I shared a photo of our fresh family of just 3 at our first-born’s first birthday last month, and I got so many comments and messages about my dark (though a bit faded and not freshly colored) brown hair. How people loved it, and why did I decide to go blonde?
Because my grays are winning this war that I’m not ready to surrender yet, and I’ve finally found a way to live with them that doesn’t have me touching up my hair every 4 weeks.
I originally worried the only way to win the gray war was to go fully blonde, but that just brought me right back to needing frequent root touch ups.
My old caramel highlights didn’t do much to disguise new growth either.
Over the last 18 months I’ve started requesting very light highlights to be worked in- like almost white. I’ve also gone all in with full highlights 2x a year, and partial highlights in between.
Now, when my hair grows out, I actually have enough grays and enough nearly white highlights that they all blend together and I can reasonably go 8 to even 10 weeks between salon visits. Truthfully, I usually stretch it to 12 weeks, but those last two weeks drive me a little nuts.
Here’s the KEY though: PURPLE SHAMPOO AND CONDITIONER.
Any brassiness in my supposed-to-be white highlights makes my grays really stand out.
Here’s a budget shampoo and conditioner I picked up at Walmart that I also like: Loreal Ever Pure Blonde.
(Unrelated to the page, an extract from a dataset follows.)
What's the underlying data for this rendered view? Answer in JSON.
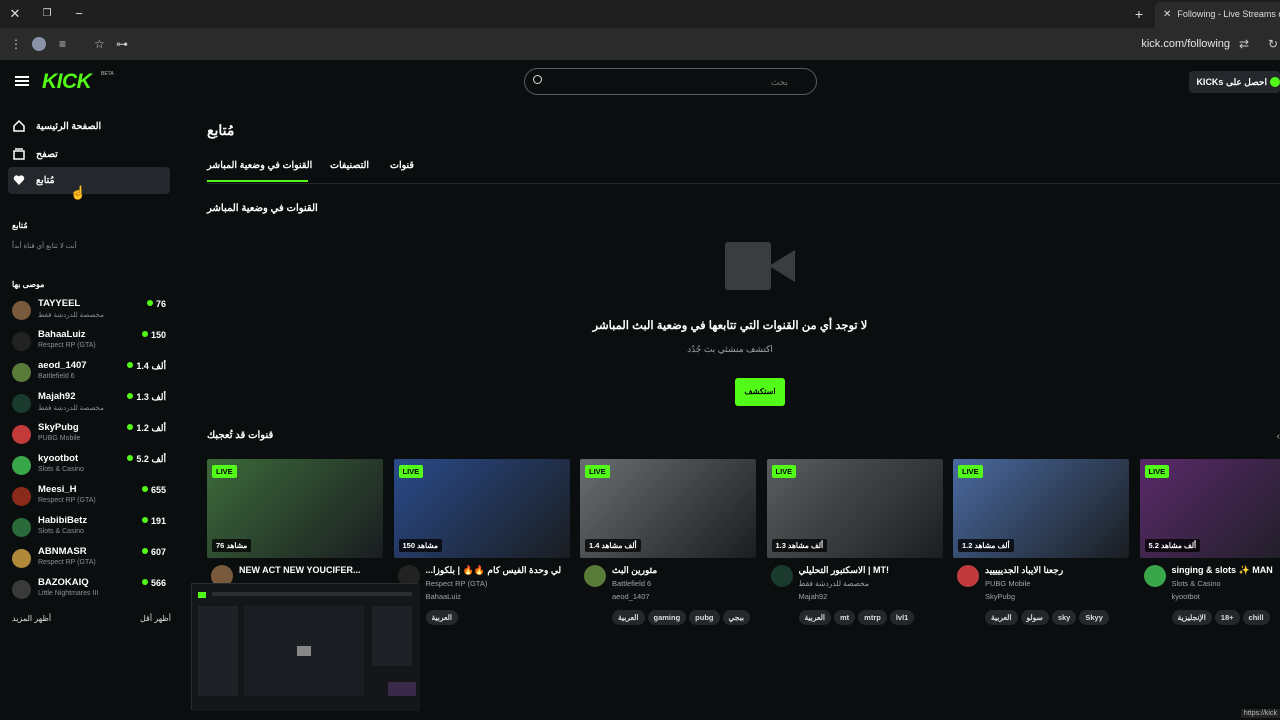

The point, I think, is the purple deposits into your hair, counteracting the yellow. I’m no expert, but it works. I use it every time I wash my hair.
With this method, it’s not like my grays disappear. They are there and noticeable if you look close, especially a few weeks+ after coloring. But it’s a manageable way to ease into what’s probably going to be an entire head of gray hair in 10-20 years.
My dark brown days are over because it would be so much more work than this.